It has called for a series of tenders for the provision of government infrastructure services in order to provide for a smooth transition before the end of the current SOE contract expiring in February 2016, according to a press release on Monday.


Singapore's SOEasy 

- The standard operating environment (SOE), dubbed SOEasy, launched in 2008 as part of a tender worth some S$1.3 billion (US$1.05 billion).

- 75,000 suites have been deployed to 96 government agencies. 

- The SOE contract expires February 2016.

An Infocomm Development Authority of Singapore (IDA) spokesperson told ZDNet that with the objective for the Standard Operating Environment was for the infocomm infrastructure and processes within government agencies to be consolidated into a single operating environment to allow staff to work seamlessly within and across agencies.

"Even with the move from a single vendor to a multiple-vendor environment , this objective remains the same," said the spokesperson.

Services, such as e-mail, will be common, whereas for PCs and printers, multiple-providers can be appointed to provide more options for agencies. For Agency Facilities Management, agencies will have the flexibility to decide on the services they require and the associated service levels.

The new direction was in response to feedback from government agencies and takes into consideration future needs, according to the press release.

It explained the new tenders were structured to allow greater flexibility so that agencies have more options to manage their IT infrastructure for optimal efficiency.

Multi-vendor approach for more flexibility

The first set of tenders will cover the following areas:

  • Central core infrastructure services
    This seeks providers to deliver, migrate and operate (with maintenance support) the IT infrastructure within the data center in order to provide the base IT building blocks required for other internal end users facing IT services to leverage (such as e-mail and collaboration services, remote access services).

  • Messaging and collaboration services
    This is for messaging and collaboration services, including e-mail, instant messaging and conferencing services which will be offered on a monthly subscription basis.

  • Desktops, notebooks and printers
    The PC Bulk tender will serve all government agencies and statutory boards.

  • Agency Facilities Management (AFM)
    This tender is for the supply of AFM support services. AFM support services will enable each agency to manage its end-user computing devices and IT infrastructure and simplify its day-to-day IT operations support.

The remaining tenders will be issued in the months ahead.

The SOE project, launched in 2008 as part of a tender woth S$1.3 billion (US$1.05 billion), faced a few bumps in its roll out. Initially due to be complete by March 2011, the SOE project missed its deadline by nearly two years. This was speculated to have been delayed by HP's 2008 acquisition of EDS, which had led the winning consortium for the 8-year project.

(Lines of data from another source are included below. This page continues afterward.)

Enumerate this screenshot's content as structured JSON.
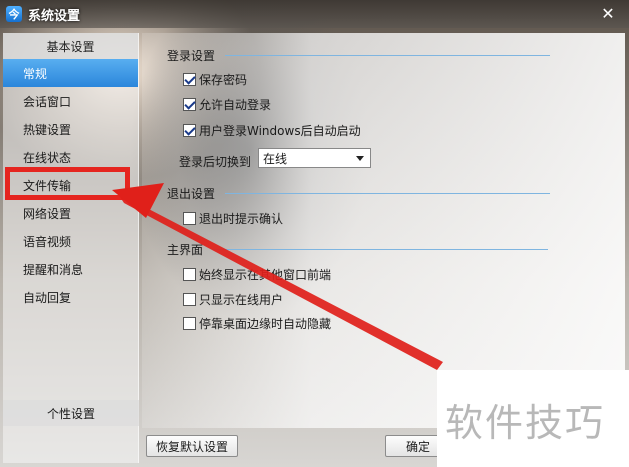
{
  "window": {
    "app_icon_glyph": "今",
    "title": "系统设置",
    "close_glyph": "✕"
  },
  "sidebar": {
    "header": "基本设置",
    "items": [
      {
        "label": "常规",
        "active": true
      },
      {
        "label": "会话窗口"
      },
      {
        "label": "热键设置"
      },
      {
        "label": "在线状态"
      },
      {
        "label": "文件传输"
      },
      {
        "label": "网络设置"
      },
      {
        "label": "语音视频"
      },
      {
        "label": "提醒和消息"
      },
      {
        "label": "自动回复"
      }
    ],
    "footer": "个性设置"
  },
  "login_section": {
    "title": "登录设置",
    "options": [
      {
        "label": "保存密码",
        "checked": true
      },
      {
        "label": "允许自动登录",
        "checked": true
      },
      {
        "label": "用户登录Windows后自动启动",
        "checked": true
      }
    ],
    "switch_label": "登录后切换到",
    "switch_value": "在线"
  },
  "exit_section": {
    "title": "退出设置",
    "options": [
      {
        "label": "退出时提示确认",
        "checked": false
      }
    ]
  },
  "main_section": {
    "title": "主界面",
    "options": [
      {
        "label": "始终显示在其他窗口前端",
        "checked": false
      },
      {
        "label": "只显示在线用户",
        "checked": false
      },
      {
        "label": "停靠桌面边缘时自动隐藏",
        "checked": false
      }
    ]
  },
  "footer_buttons": {
    "restore_default": "恢复默认设置",
    "ok": "确定"
  },
  "annotation": {
    "highlight_color": "#e5251f"
  },
  "watermark": "软件技巧"
}
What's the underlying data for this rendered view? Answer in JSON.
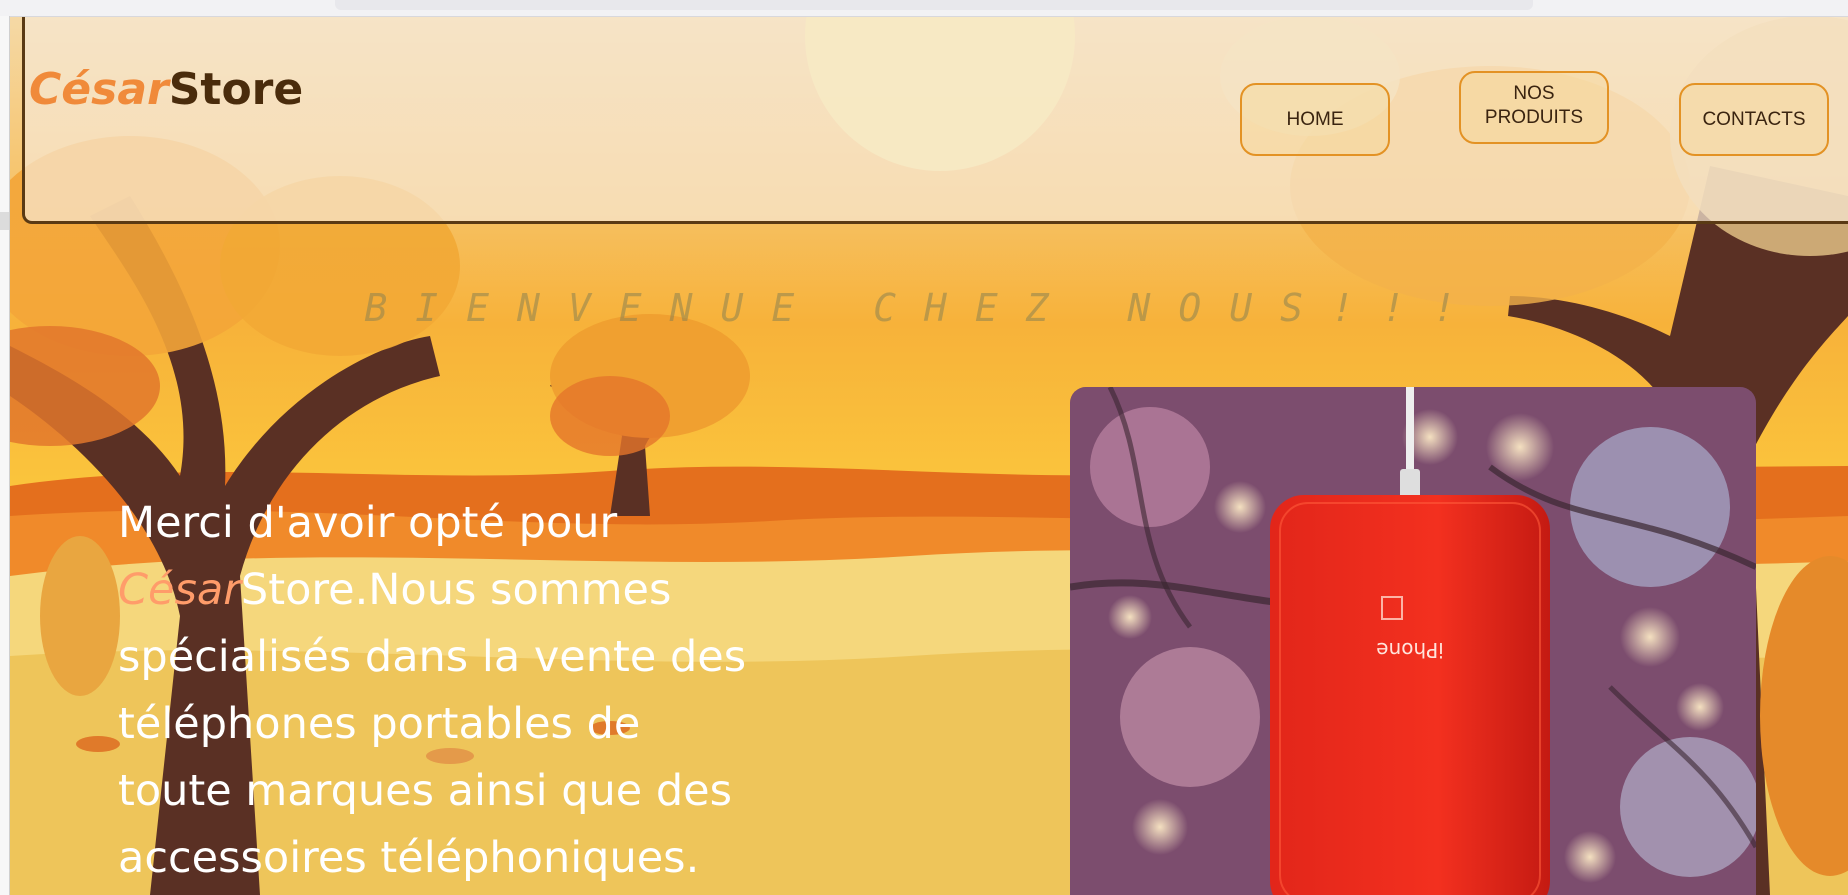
{
  "logo": {
    "part1": "César",
    "part2": "Store"
  },
  "nav": {
    "home": "HOME",
    "produits_line1": "NOS",
    "produits_line2": "PRODUITS",
    "contacts": "CONTACTS"
  },
  "welcome": "BIENVENUE CHEZ NOUS!!!",
  "intro": {
    "line1": "Merci d'avoir opté pour",
    "accent": "César",
    "line2_rest": "Store.Nous sommes",
    "line3": "spécialisés dans la vente des",
    "line4": "téléphones portables de",
    "line5": "toute marques ainsi que des",
    "line6": "accessoires téléphoniques."
  },
  "photo": {
    "phone_label": "iPhone"
  },
  "colors": {
    "accent": "#f08a3a",
    "brand_dark": "#4a2c0c",
    "button_border": "#e39224"
  }
}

The latest tenders announcement also come just a month after government agencies suffered an e-mail outage which lasted over five hours, which IDA had blamed on a "technical glitch".